▶ Task details
Which lines in the records below include the word "this"? Report each of them in full.

*** Begin section ***

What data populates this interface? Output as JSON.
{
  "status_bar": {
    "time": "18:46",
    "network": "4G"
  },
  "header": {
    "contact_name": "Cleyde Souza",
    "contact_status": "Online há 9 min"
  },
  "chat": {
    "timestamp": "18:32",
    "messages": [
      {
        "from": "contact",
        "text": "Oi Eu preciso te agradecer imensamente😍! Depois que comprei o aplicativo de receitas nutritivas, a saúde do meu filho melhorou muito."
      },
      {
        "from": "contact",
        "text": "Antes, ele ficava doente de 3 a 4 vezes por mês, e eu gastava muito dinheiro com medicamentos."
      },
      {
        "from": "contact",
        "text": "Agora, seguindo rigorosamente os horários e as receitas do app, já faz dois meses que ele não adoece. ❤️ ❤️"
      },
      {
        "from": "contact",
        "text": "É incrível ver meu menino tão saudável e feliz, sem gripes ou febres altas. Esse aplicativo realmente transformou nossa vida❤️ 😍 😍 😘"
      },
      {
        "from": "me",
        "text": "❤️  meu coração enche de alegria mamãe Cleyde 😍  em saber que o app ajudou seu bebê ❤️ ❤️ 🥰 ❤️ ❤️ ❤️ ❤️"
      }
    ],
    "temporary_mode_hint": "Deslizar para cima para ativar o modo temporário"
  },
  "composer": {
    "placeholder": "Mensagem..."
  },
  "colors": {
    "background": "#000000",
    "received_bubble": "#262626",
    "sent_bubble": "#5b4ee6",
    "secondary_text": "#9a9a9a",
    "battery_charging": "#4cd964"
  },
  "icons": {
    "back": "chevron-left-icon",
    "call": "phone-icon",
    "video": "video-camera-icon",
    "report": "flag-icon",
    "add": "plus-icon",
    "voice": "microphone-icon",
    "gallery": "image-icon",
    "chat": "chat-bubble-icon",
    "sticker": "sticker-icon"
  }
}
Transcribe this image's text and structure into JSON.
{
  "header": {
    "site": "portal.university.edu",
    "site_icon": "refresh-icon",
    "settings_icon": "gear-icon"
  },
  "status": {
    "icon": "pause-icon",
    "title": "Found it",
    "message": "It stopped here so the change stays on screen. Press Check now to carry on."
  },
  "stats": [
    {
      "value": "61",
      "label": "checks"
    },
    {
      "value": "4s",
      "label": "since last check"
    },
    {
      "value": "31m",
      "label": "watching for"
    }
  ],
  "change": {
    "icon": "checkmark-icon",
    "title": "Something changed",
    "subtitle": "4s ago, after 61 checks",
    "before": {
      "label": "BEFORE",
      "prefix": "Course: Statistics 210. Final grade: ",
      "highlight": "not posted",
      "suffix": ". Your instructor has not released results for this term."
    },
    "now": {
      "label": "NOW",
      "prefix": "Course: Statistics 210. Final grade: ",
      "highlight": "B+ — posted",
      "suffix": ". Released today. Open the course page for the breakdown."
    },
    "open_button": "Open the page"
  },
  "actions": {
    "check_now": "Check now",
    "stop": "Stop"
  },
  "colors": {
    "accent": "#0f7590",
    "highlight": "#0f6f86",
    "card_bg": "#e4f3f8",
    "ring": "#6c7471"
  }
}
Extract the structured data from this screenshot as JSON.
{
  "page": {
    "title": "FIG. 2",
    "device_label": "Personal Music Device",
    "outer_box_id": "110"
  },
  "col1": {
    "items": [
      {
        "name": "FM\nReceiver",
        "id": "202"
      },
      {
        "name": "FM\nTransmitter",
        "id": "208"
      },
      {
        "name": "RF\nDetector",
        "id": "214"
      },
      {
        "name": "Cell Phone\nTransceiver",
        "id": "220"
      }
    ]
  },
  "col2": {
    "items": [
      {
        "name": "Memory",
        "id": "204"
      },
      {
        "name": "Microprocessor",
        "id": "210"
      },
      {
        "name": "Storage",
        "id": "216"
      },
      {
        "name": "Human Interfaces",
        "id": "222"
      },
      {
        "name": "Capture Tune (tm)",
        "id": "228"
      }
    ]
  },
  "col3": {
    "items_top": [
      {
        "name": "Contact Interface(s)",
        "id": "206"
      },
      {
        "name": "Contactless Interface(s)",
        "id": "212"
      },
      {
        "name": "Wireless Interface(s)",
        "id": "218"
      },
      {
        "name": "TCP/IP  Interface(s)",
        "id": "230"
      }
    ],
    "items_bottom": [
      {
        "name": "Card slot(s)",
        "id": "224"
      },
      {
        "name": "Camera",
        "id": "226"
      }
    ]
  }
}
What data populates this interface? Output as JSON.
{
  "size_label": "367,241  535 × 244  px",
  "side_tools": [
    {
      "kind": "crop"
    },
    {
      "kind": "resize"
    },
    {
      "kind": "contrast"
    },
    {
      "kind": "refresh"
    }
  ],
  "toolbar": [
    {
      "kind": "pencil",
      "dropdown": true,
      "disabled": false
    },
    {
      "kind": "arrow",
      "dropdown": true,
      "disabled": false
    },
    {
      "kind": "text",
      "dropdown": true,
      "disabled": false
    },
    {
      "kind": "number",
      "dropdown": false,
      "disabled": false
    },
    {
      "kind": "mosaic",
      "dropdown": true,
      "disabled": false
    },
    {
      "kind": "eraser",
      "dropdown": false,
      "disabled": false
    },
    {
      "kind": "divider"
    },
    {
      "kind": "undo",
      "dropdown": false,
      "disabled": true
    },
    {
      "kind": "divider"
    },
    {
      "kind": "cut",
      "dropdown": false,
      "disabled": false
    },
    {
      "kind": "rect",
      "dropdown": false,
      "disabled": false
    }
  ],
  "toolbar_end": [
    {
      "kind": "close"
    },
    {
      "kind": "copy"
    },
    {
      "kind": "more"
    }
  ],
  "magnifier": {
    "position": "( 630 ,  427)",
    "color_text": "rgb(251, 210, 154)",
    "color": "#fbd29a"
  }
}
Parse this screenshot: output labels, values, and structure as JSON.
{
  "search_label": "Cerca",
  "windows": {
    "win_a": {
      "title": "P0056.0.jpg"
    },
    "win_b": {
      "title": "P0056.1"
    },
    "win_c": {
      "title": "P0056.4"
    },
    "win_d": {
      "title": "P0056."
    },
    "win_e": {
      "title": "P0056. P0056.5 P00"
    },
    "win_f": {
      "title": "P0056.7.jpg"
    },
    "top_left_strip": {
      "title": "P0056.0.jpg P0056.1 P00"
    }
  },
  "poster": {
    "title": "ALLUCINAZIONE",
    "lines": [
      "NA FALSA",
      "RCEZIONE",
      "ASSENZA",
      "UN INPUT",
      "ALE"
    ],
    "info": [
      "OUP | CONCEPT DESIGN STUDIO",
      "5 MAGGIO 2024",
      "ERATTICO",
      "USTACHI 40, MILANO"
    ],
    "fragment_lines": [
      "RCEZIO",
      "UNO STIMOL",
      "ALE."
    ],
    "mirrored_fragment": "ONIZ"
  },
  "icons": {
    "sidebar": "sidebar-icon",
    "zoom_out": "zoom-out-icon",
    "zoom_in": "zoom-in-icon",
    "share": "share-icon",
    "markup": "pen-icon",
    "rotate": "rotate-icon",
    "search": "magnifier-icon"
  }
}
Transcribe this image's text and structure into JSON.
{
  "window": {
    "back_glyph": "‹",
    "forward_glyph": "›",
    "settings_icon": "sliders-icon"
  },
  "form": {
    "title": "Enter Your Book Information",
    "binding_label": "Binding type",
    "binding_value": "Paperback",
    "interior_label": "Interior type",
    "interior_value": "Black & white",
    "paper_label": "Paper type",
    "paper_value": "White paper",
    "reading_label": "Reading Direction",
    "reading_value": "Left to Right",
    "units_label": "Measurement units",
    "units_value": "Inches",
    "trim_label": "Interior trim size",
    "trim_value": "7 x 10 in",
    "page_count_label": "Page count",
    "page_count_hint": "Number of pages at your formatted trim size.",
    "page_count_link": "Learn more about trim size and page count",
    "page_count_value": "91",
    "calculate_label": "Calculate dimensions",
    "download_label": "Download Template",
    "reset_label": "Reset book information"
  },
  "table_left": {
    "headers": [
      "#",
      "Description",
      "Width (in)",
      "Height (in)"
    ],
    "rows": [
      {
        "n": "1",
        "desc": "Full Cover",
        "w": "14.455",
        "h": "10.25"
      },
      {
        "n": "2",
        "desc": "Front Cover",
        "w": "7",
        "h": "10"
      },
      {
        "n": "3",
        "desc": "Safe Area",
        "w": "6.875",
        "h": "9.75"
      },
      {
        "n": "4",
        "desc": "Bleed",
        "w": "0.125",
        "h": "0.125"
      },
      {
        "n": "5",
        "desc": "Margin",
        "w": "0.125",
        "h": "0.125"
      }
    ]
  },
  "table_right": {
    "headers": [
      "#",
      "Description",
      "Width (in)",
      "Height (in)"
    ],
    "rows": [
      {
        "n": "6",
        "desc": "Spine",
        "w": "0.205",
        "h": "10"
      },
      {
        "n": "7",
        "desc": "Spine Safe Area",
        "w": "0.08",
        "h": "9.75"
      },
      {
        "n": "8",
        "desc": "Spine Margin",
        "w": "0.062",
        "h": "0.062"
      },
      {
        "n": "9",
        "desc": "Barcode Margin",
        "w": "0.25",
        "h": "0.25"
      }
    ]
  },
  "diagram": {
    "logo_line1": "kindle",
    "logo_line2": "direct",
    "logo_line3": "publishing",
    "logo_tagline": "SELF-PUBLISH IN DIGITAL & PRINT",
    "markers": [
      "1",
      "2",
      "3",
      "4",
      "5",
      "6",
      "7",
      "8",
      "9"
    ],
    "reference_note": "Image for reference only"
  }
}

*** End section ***

▶ Your solution
What data populates this interface? Output as JSON.
Transcribe this image's text and structure into JSON.
      "suffix": ". Your instructor has not released results for this term."
Extract the structured data from this screenshot as JSON.
What data populates this interface? Output as JSON.
Parse this screenshot: output labels, values, and structure as JSON.
Transcribe this image's text and structure into JSON.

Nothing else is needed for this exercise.